** ASSIGNMENT **
Print the records below once again, exactly as they were given.

** ENTRIES PROVIDED **
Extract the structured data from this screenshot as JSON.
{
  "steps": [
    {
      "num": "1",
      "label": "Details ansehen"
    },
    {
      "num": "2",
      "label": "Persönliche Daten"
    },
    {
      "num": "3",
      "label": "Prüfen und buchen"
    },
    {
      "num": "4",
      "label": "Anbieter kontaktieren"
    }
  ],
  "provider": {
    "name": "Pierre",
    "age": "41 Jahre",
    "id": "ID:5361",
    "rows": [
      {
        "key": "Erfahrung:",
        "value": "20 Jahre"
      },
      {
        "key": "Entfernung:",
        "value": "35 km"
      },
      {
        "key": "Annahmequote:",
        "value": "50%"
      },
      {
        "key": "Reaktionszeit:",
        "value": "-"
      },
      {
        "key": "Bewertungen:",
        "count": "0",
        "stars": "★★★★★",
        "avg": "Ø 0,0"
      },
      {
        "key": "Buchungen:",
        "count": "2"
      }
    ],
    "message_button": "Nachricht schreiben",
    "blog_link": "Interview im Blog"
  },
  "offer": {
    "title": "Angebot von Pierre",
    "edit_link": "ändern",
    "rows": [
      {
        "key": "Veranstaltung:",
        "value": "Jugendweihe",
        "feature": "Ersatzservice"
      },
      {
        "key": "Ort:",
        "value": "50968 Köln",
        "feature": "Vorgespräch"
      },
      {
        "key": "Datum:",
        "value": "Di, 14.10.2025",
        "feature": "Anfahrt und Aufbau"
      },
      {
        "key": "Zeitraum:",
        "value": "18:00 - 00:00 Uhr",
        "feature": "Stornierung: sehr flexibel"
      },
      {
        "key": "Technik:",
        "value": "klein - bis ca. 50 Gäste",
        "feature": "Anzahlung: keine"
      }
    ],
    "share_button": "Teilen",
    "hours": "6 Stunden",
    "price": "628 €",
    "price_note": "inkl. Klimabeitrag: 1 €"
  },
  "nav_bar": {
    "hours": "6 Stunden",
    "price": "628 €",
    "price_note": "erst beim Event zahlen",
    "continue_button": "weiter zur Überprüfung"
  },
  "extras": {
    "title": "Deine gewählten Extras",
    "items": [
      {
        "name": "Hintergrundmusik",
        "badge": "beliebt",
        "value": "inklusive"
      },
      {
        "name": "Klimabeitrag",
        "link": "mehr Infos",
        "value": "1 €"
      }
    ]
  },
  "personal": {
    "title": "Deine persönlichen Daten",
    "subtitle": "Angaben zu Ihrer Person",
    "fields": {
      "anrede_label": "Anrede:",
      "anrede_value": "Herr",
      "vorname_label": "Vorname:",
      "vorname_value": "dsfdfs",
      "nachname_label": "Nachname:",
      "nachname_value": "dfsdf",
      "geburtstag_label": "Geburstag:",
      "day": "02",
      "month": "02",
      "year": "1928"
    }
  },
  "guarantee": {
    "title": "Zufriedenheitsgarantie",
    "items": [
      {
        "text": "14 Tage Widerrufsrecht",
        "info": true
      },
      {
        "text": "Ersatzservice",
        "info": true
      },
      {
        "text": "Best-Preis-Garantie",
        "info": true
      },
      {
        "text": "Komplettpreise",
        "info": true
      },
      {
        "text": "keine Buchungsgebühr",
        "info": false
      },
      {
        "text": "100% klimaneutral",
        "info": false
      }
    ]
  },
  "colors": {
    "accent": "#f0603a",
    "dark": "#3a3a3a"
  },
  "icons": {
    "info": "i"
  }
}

** EXPECTED ANSWER **
Extract the structured data from this screenshot as JSON.
{
  "steps": [
    {
      "num": "1",
      "label": "Details ansehen"
    },
    {
      "num": "2",
      "label": "Persönliche Daten"
    },
    {
      "num": "3",
      "label": "Prüfen und buchen"
    },
    {
      "num": "4",
      "label": "Anbieter kontaktieren"
    }
  ],
  "provider": {
    "name": "Pierre",
    "age": "41 Jahre",
    "id": "ID:5361",
    "rows": [
      {
        "key": "Erfahrung:",
        "value": "20 Jahre"
      },
      {
        "key": "Entfernung:",
        "value": "35 km"
      },
      {
        "key": "Annahmequote:",
        "value": "50%"
      },
      {
        "key": "Reaktionszeit:",
        "value": "-"
      },
      {
        "key": "Bewertungen:",
        "count": "0",
        "stars": "★★★★★",
        "avg": "Ø 0,0"
      },
      {
        "key": "Buchungen:",
        "count": "2"
      }
    ],
    "message_button": "Nachricht schreiben",
    "blog_link": "Interview im Blog"
  },
  "offer": {
    "title": "Angebot von Pierre",
    "edit_link": "ändern",
    "rows": [
      {
        "key": "Veranstaltung:",
        "value": "Jugendweihe",
        "feature": "Ersatzservice"
      },
      {
        "key": "Ort:",
        "value": "50968 Köln",
        "feature": "Vorgespräch"
      },
      {
        "key": "Datum:",
        "value": "Di, 14.10.2025",
        "feature": "Anfahrt und Aufbau"
      },
      {
        "key": "Zeitraum:",
        "value": "18:00 - 00:00 Uhr",
        "feature": "Stornierung: sehr flexibel"
      },
      {
        "key": "Technik:",
        "value": "klein - bis ca. 50 Gäste",
        "feature": "Anzahlung: keine"
      }
    ],
    "share_button": "Teilen",
    "hours": "6 Stunden",
    "price": "628 €",
    "price_note": "inkl. Klimabeitrag: 1 €"
  },
  "nav_bar": {
    "hours": "6 Stunden",
    "price": "628 €",
    "price_note": "erst beim Event zahlen",
    "continue_button": "weiter zur Überprüfung"
  },
  "extras": {
    "title": "Deine gewählten Extras",
    "items": [
      {
        "name": "Hintergrundmusik",
        "badge": "beliebt",
        "value": "inklusive"
      },
      {
        "name": "Klimabeitrag",
        "link": "mehr Infos",
        "value": "1 €"
      }
    ]
  },
  "personal": {
    "title": "Deine persönlichen Daten",
    "subtitle": "Angaben zu Ihrer Person",
    "fields": {
      "anrede_label": "Anrede:",
      "anrede_value": "Herr",
      "vorname_label": "Vorname:",
      "vorname_value": "dsfdfs",
      "nachname_label": "Nachname:",
      "nachname_value": "dfsdf",
      "geburtstag_label": "Geburstag:",
      "day": "02",
      "month": "02",
      "year": "1928"
    }
  },
  "guarantee": {
    "title": "Zufriedenheitsgarantie",
    "items": [
      {
        "text": "14 Tage Widerrufsrecht",
        "info": true
      },
      {
        "text": "Ersatzservice",
        "info": true
      },
      {
        "text": "Best-Preis-Garantie",
        "info": true
      },
      {
        "text": "Komplettpreise",
        "info": true
      },
      {
        "text": "keine Buchungsgebühr",
        "info": false
      },
      {
        "text": "100% klimaneutral",
        "info": false
      }
    ]
  },
  "colors": {
    "accent": "#f0603a",
    "dark": "#3a3a3a"
  },
  "icons": {
    "info": "i"
  }
}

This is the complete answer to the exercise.